- [Work to complete]:
Repeat the following data exactly, omitting pictures.

- [Website and app data records]:
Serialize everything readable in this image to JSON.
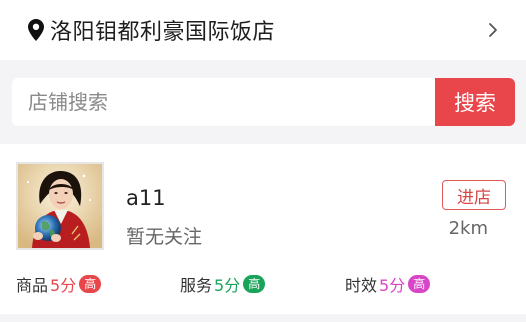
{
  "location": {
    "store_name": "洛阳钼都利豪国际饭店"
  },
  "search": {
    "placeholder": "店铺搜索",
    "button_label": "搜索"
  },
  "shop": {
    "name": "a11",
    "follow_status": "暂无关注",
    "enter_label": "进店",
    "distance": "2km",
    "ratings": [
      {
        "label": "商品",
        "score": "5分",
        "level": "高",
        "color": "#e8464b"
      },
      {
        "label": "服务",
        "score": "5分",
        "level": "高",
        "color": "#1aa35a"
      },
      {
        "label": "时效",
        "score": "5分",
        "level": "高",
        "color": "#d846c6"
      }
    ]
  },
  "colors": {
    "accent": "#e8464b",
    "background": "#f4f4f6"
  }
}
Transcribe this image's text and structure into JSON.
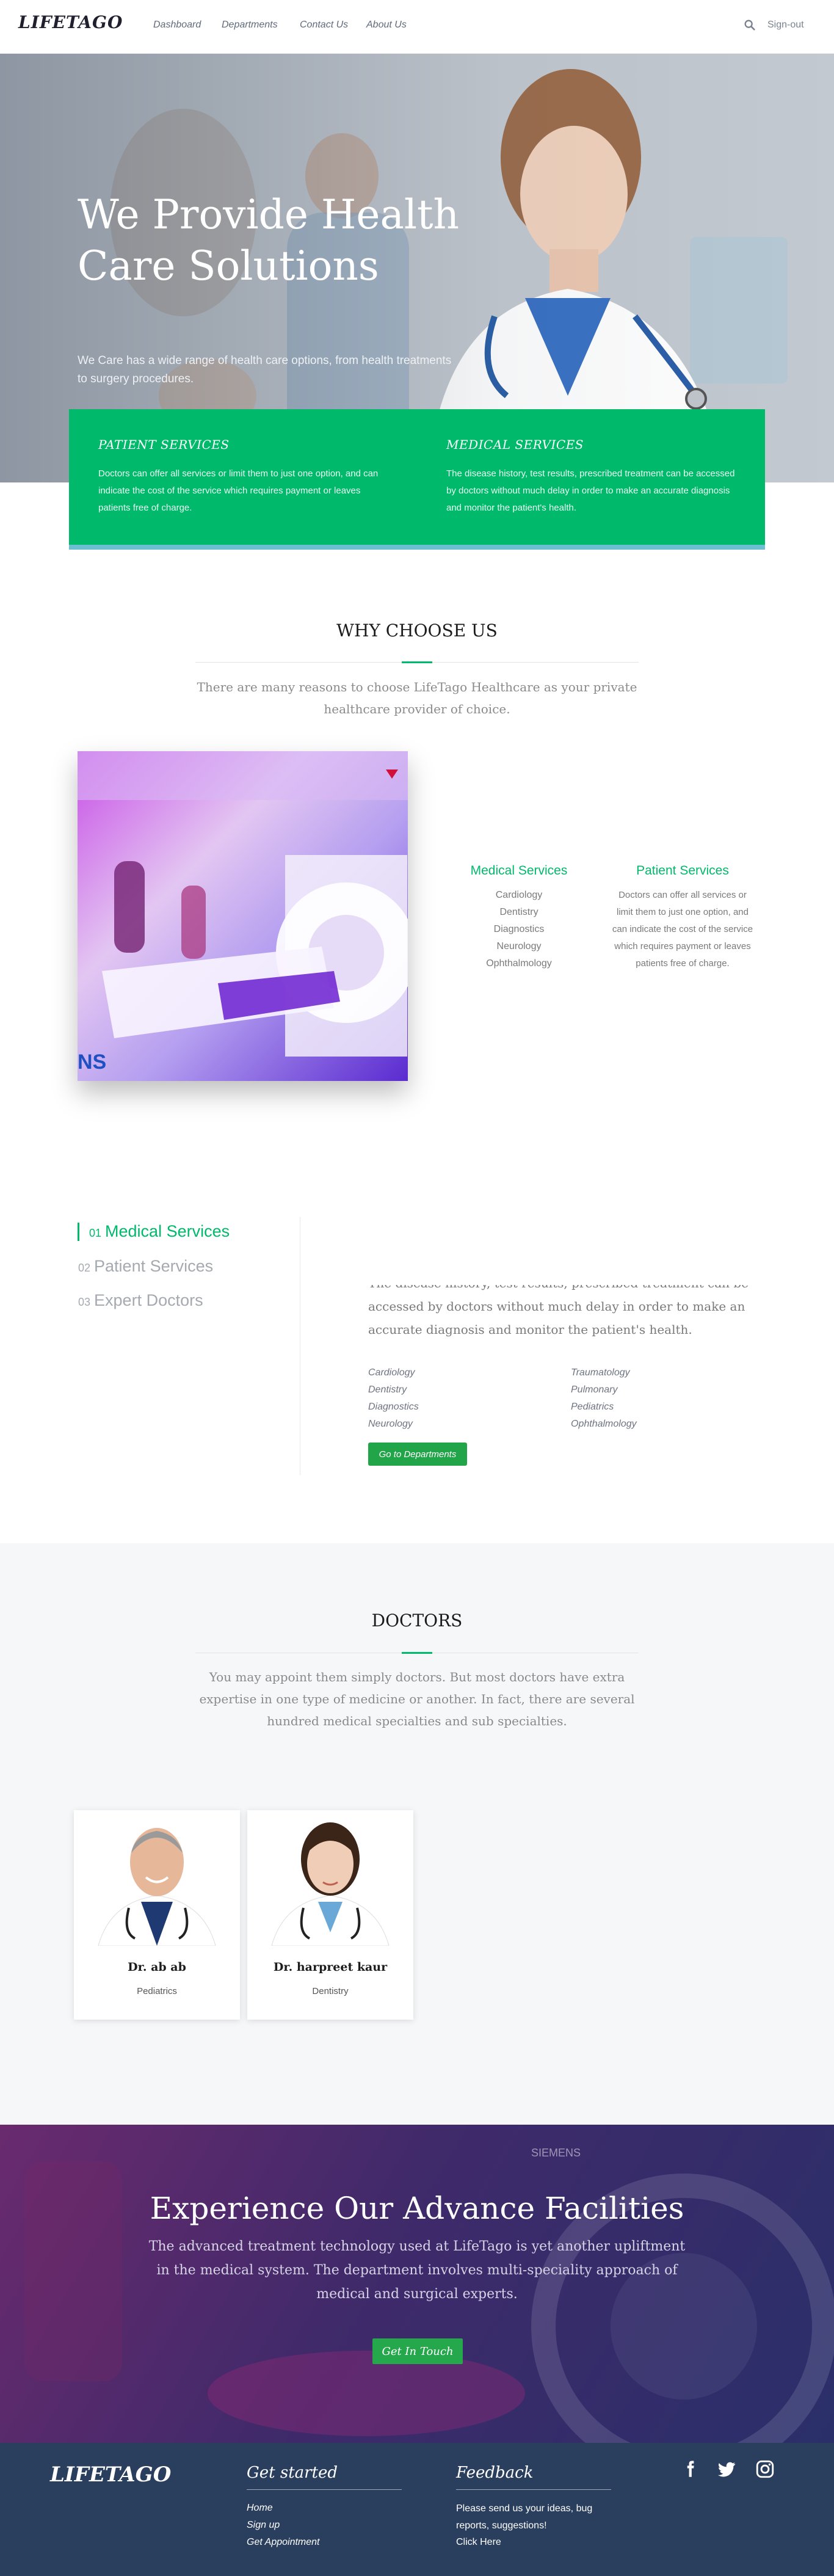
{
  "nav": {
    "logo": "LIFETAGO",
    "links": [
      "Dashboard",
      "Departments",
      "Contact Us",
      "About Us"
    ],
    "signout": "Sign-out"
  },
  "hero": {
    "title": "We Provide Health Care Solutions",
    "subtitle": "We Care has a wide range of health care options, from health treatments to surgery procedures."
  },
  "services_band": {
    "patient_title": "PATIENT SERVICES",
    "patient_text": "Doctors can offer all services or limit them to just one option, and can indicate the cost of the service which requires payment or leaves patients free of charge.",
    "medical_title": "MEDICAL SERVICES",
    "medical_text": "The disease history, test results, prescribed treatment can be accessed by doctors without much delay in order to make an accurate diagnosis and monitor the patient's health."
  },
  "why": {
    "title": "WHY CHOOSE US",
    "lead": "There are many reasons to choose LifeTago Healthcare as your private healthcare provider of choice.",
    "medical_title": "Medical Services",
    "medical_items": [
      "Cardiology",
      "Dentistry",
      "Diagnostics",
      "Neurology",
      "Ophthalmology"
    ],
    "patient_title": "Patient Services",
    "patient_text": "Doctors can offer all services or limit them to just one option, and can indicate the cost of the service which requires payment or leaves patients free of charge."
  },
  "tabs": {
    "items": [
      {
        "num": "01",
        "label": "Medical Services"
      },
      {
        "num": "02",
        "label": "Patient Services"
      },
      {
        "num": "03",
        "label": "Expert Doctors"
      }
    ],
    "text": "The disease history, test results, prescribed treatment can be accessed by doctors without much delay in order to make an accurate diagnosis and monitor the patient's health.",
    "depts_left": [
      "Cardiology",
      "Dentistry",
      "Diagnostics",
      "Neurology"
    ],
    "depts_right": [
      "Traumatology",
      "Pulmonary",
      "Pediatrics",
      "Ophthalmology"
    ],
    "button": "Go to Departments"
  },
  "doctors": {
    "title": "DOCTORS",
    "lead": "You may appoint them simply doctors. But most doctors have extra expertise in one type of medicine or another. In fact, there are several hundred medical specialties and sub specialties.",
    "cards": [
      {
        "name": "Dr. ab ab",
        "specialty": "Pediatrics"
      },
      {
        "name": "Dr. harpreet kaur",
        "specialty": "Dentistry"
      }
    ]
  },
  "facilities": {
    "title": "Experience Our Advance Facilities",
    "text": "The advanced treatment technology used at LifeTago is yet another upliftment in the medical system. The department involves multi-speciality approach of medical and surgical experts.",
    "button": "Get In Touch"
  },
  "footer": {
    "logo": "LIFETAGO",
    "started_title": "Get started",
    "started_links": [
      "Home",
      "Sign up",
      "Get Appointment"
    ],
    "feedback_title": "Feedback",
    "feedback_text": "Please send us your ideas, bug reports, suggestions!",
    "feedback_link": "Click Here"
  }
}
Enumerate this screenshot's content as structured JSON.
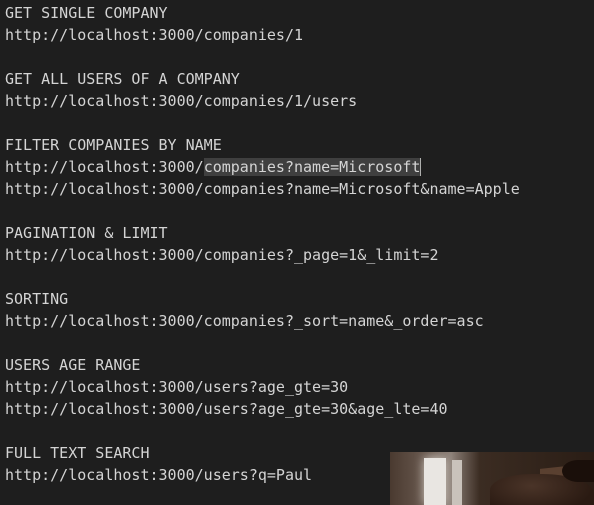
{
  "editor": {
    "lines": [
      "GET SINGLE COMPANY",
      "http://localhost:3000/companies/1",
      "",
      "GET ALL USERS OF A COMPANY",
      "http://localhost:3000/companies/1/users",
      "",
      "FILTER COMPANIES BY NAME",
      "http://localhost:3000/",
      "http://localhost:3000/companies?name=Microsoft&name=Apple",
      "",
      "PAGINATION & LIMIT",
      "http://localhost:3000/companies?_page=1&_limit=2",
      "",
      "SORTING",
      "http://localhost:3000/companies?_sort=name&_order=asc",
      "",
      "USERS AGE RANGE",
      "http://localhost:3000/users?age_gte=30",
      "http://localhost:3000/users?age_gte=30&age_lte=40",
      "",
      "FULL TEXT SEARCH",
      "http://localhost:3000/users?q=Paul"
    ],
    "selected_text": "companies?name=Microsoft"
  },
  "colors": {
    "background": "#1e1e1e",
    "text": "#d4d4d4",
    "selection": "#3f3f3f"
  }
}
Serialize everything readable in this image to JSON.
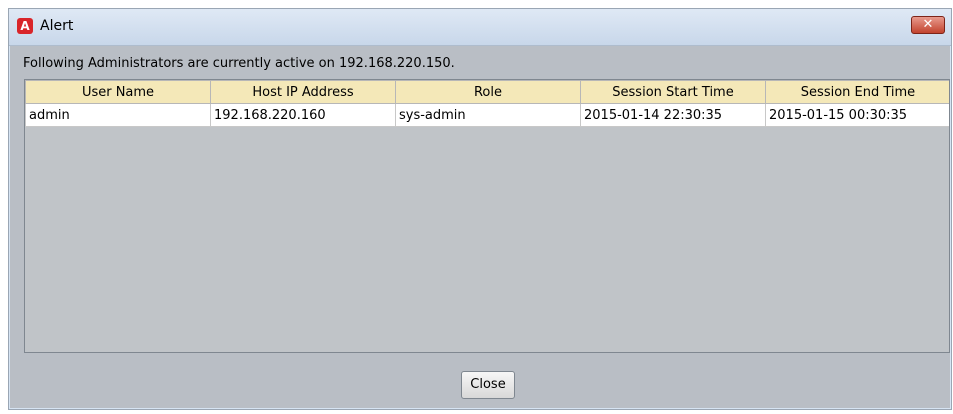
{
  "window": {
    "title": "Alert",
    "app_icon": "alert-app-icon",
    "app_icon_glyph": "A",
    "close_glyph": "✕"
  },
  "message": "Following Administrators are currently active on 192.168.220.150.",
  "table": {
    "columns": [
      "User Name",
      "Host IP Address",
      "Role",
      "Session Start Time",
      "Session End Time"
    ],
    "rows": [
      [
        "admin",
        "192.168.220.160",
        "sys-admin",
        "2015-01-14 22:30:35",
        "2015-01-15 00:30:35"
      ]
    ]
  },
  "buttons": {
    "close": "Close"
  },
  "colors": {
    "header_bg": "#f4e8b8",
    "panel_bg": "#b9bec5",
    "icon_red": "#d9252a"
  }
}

- [Answer to this problem]:
Serialize everything readable in this image to JSON.
{
  "location": {
    "store_name": "洛阳钼都利豪国际饭店"
  },
  "search": {
    "placeholder": "店铺搜索",
    "button_label": "搜索"
  },
  "shop": {
    "name": "a11",
    "follow_status": "暂无关注",
    "enter_label": "进店",
    "distance": "2km",
    "ratings": [
      {
        "label": "商品",
        "score": "5分",
        "level": "高",
        "color": "#e8464b"
      },
      {
        "label": "服务",
        "score": "5分",
        "level": "高",
        "color": "#1aa35a"
      },
      {
        "label": "时效",
        "score": "5分",
        "level": "高",
        "color": "#d846c6"
      }
    ]
  },
  "colors": {
    "accent": "#e8464b",
    "background": "#f4f4f6"
  }
}
Transcribe this image's text and structure into JSON.
{
  "nav": {
    "logo": "LIFETAGO",
    "links": [
      "Dashboard",
      "Departments",
      "Contact Us",
      "About Us"
    ],
    "signout": "Sign-out"
  },
  "hero": {
    "title": "We Provide Health Care Solutions",
    "subtitle": "We Care has a wide range of health care options, from health treatments to surgery procedures."
  },
  "services_band": {
    "patient_title": "PATIENT SERVICES",
    "patient_text": "Doctors can offer all services or limit them to just one option, and can indicate the cost of the service which requires payment or leaves patients free of charge.",
    "medical_title": "MEDICAL SERVICES",
    "medical_text": "The disease history, test results, prescribed treatment can be accessed by doctors without much delay in order to make an accurate diagnosis and monitor the patient's health."
  },
  "why": {
    "title": "WHY CHOOSE US",
    "lead": "There are many reasons to choose LifeTago Healthcare as your private healthcare provider of choice.",
    "medical_title": "Medical Services",
    "medical_items": [
      "Cardiology",
      "Dentistry",
      "Diagnostics",
      "Neurology",
      "Ophthalmology"
    ],
    "patient_title": "Patient Services",
    "patient_text": "Doctors can offer all services or limit them to just one option, and can indicate the cost of the service which requires payment or leaves patients free of charge."
  },
  "tabs": {
    "items": [
      {
        "num": "01",
        "label": "Medical Services"
      },
      {
        "num": "02",
        "label": "Patient Services"
      },
      {
        "num": "03",
        "label": "Expert Doctors"
      }
    ],
    "text": "The disease history, test results, prescribed treatment can be accessed by doctors without much delay in order to make an accurate diagnosis and monitor the patient's health.",
    "depts_left": [
      "Cardiology",
      "Dentistry",
      "Diagnostics",
      "Neurology"
    ],
    "depts_right": [
      "Traumatology",
      "Pulmonary",
      "Pediatrics",
      "Ophthalmology"
    ],
    "button": "Go to Departments"
  },
  "doctors": {
    "title": "DOCTORS",
    "lead": "You may appoint them simply doctors. But most doctors have extra expertise in one type of medicine or another. In fact, there are several hundred medical specialties and sub specialties.",
    "cards": [
      {
        "name": "Dr. ab ab",
        "specialty": "Pediatrics"
      },
      {
        "name": "Dr. harpreet kaur",
        "specialty": "Dentistry"
      }
    ]
  },
  "facilities": {
    "title": "Experience Our Advance Facilities",
    "text": "The advanced treatment technology used at LifeTago is yet another upliftment in the medical system. The department involves multi-speciality approach of medical and surgical experts.",
    "button": "Get In Touch"
  },
  "footer": {
    "logo": "LIFETAGO",
    "started_title": "Get started",
    "started_links": [
      "Home",
      "Sign up",
      "Get Appointment"
    ],
    "feedback_title": "Feedback",
    "feedback_text": "Please send us your ideas, bug reports, suggestions!",
    "feedback_link": "Click Here"
  }
}
Enumerate this screenshot's content as structured JSON.
{
  "editor": {
    "lines": [
      "GET SINGLE COMPANY",
      "http://localhost:3000/companies/1",
      "",
      "GET ALL USERS OF A COMPANY",
      "http://localhost:3000/companies/1/users",
      "",
      "FILTER COMPANIES BY NAME",
      "http://localhost:3000/",
      "http://localhost:3000/companies?name=Microsoft&name=Apple",
      "",
      "PAGINATION & LIMIT",
      "http://localhost:3000/companies?_page=1&_limit=2",
      "",
      "SORTING",
      "http://localhost:3000/companies?_sort=name&_order=asc",
      "",
      "USERS AGE RANGE",
      "http://localhost:3000/users?age_gte=30",
      "http://localhost:3000/users?age_gte=30&age_lte=40",
      "",
      "FULL TEXT SEARCH",
      "http://localhost:3000/users?q=Paul"
    ],
    "selected_text": "companies?name=Microsoft"
  },
  "colors": {
    "background": "#1e1e1e",
    "text": "#d4d4d4",
    "selection": "#3f3f3f"
  }
}
Serialize everything readable in this image to JSON.
{
  "window": {
    "title": "Alert",
    "app_icon": "alert-app-icon",
    "app_icon_glyph": "A",
    "close_glyph": "✕"
  },
  "message": "Following Administrators are currently active on 192.168.220.150.",
  "table": {
    "columns": [
      "User Name",
      "Host IP Address",
      "Role",
      "Session Start Time",
      "Session End Time"
    ],
    "rows": [
      [
        "admin",
        "192.168.220.160",
        "sys-admin",
        "2015-01-14 22:30:35",
        "2015-01-15 00:30:35"
      ]
    ]
  },
  "buttons": {
    "close": "Close"
  },
  "colors": {
    "header_bg": "#f4e8b8",
    "panel_bg": "#b9bec5",
    "icon_red": "#d9252a"
  }
}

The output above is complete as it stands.